Non-migration and immobility: the great unknown in migration studies
We like referring to 244 million international migrants or 21 or so internationally displaced refugees (2015), but still 7.1 billion people or 96.5 per cent of the global population are not migrants, 40 million displaced people have not left their country and hundreds of thousands of people have not even fled warzones like Aleppo or Donetzk – and this even though 2.1 billion or 35 per cent of the world population live in poverty whilst Gallup found that 630 million people have the aspiration to migrate. We seem to take for granted, and this is potentially biased, that it is migration that is the exception from the normal and the explanandum that requires explanation.
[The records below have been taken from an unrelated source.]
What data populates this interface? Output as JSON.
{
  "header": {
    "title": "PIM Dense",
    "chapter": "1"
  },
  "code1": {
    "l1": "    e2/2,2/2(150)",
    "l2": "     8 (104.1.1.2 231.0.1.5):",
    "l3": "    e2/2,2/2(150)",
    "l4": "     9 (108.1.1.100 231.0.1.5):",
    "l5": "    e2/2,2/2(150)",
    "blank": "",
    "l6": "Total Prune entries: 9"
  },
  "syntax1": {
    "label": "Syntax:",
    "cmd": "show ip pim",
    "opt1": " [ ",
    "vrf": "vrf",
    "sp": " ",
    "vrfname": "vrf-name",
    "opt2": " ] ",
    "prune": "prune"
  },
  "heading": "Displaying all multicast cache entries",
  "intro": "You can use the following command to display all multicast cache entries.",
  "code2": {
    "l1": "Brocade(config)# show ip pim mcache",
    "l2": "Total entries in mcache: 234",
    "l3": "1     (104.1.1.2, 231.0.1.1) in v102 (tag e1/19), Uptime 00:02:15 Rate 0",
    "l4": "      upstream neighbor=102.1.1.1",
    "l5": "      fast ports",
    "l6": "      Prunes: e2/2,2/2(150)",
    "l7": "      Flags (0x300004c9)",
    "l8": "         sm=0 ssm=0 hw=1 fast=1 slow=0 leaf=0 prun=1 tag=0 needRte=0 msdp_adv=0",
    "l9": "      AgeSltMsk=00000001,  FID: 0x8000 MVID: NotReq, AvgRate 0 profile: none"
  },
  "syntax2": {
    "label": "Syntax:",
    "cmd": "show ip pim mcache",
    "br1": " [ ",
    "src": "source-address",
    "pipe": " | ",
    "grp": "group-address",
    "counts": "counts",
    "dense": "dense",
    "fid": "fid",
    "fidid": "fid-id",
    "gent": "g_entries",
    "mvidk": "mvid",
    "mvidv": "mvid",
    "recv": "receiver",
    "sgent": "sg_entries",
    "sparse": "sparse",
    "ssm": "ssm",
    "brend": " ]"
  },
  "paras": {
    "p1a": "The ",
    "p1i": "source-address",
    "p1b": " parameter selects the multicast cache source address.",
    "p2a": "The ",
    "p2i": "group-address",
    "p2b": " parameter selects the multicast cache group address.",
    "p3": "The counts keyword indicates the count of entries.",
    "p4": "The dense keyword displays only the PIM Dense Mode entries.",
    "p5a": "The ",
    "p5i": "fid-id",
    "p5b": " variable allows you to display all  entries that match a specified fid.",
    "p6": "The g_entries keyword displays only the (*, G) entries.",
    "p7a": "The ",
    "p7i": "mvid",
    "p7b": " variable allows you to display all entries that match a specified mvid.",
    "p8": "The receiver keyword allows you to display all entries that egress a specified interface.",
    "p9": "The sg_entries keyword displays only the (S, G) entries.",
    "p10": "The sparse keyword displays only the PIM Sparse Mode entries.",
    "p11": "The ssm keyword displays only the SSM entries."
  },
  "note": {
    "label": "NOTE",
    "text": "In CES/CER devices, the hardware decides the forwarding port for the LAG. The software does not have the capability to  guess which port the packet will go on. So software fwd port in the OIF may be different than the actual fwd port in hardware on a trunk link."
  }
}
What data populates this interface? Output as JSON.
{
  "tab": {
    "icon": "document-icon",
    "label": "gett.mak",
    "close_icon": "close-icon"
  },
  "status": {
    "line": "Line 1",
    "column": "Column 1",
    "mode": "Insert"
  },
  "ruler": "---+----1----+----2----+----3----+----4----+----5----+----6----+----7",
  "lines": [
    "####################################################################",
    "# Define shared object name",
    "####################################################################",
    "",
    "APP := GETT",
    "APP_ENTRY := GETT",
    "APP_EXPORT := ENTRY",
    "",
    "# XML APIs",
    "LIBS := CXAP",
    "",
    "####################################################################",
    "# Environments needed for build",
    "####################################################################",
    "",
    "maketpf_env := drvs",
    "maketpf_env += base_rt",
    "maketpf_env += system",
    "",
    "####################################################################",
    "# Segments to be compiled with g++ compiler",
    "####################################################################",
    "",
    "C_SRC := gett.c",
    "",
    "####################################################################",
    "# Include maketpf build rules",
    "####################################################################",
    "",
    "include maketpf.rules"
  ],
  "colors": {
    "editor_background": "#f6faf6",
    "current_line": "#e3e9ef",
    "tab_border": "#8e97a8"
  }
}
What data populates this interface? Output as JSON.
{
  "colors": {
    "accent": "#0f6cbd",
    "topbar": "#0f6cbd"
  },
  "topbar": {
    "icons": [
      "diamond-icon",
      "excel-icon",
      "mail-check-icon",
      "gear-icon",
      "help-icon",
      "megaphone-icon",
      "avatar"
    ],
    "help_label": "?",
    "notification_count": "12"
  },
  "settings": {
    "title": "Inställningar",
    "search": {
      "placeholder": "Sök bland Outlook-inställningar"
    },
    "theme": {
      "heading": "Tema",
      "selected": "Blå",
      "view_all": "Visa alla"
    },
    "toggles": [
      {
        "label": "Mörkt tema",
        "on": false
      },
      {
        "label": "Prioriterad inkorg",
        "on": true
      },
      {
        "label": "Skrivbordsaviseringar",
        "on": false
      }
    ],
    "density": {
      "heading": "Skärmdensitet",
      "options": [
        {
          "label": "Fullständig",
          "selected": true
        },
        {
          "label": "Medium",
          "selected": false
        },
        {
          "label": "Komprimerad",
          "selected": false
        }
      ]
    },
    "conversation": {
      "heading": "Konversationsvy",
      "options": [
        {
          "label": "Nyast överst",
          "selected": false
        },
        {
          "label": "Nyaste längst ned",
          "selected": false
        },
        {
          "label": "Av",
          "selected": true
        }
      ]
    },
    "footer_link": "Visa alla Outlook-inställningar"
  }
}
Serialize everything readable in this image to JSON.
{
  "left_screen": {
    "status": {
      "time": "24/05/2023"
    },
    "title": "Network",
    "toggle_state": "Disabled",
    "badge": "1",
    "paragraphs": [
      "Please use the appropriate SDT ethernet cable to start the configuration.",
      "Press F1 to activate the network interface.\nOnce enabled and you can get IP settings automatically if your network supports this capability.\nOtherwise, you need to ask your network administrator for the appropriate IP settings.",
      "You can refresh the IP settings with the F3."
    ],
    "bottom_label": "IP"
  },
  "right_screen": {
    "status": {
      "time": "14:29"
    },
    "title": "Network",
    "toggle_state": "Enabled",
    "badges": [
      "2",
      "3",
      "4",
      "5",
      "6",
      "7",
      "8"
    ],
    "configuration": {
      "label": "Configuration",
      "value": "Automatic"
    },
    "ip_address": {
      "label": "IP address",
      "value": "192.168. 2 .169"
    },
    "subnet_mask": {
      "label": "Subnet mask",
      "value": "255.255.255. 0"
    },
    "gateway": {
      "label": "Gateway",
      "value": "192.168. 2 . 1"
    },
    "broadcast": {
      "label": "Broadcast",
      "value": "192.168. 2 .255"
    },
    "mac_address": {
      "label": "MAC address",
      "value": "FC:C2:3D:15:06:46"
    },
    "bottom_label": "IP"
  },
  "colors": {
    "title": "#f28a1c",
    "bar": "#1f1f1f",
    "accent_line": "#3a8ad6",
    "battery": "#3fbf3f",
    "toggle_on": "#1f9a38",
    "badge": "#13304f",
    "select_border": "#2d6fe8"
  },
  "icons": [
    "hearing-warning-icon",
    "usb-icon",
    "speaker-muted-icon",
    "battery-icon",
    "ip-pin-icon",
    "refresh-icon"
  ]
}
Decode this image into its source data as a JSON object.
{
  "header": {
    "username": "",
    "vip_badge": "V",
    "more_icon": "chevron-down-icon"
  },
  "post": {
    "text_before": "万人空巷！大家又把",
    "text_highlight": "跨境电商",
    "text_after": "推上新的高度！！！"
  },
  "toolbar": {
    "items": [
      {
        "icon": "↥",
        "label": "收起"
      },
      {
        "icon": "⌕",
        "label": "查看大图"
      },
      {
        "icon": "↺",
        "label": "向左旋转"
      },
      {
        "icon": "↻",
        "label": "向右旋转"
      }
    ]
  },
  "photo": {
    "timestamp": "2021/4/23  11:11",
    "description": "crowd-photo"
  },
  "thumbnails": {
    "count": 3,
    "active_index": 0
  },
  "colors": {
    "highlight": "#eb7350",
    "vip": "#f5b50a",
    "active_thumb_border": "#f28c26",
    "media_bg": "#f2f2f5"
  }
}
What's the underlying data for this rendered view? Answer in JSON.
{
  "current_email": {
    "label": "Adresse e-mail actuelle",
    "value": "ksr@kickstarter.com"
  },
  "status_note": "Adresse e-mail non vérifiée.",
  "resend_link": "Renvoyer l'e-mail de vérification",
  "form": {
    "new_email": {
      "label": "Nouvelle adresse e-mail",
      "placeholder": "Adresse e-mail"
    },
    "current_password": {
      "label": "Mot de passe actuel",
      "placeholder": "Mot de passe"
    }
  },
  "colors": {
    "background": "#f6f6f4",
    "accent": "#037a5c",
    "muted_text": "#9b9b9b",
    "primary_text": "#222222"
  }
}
But maybe the greater puzzle is, notably in light of often unviable living conditions, why so few people migrate, and there are two issues here, why so few seem to have the aspiration to migrate and why so few of those who have the aspiration to migrate nevertheless don’t realise their aspiration. In this lecture I will reframe existing evidence and also read some key migration theories against the grain in order to sketch an alternative research agenda.
Date: 10 November 2016, 14:00 (Thursday, 5th week, Michaelmas 2016)
Venue: Institute of Human Sciences (The Pauling Centre), 58a Banbury Road OX2 6QS
Venue Details: The Seminar Room (upstairs)
Speaker: Franck Duvell (COMPAS, Oxford)
Organising department: Centre on Migration, Policy and Society (COMPAS)
Organiser: Prof Bridget Anderson
Organiser contact email address:
Part of: Migration Research – where next?
Booking required?: Not required
Audience: Members of the University only
Editor: Nathan Grassi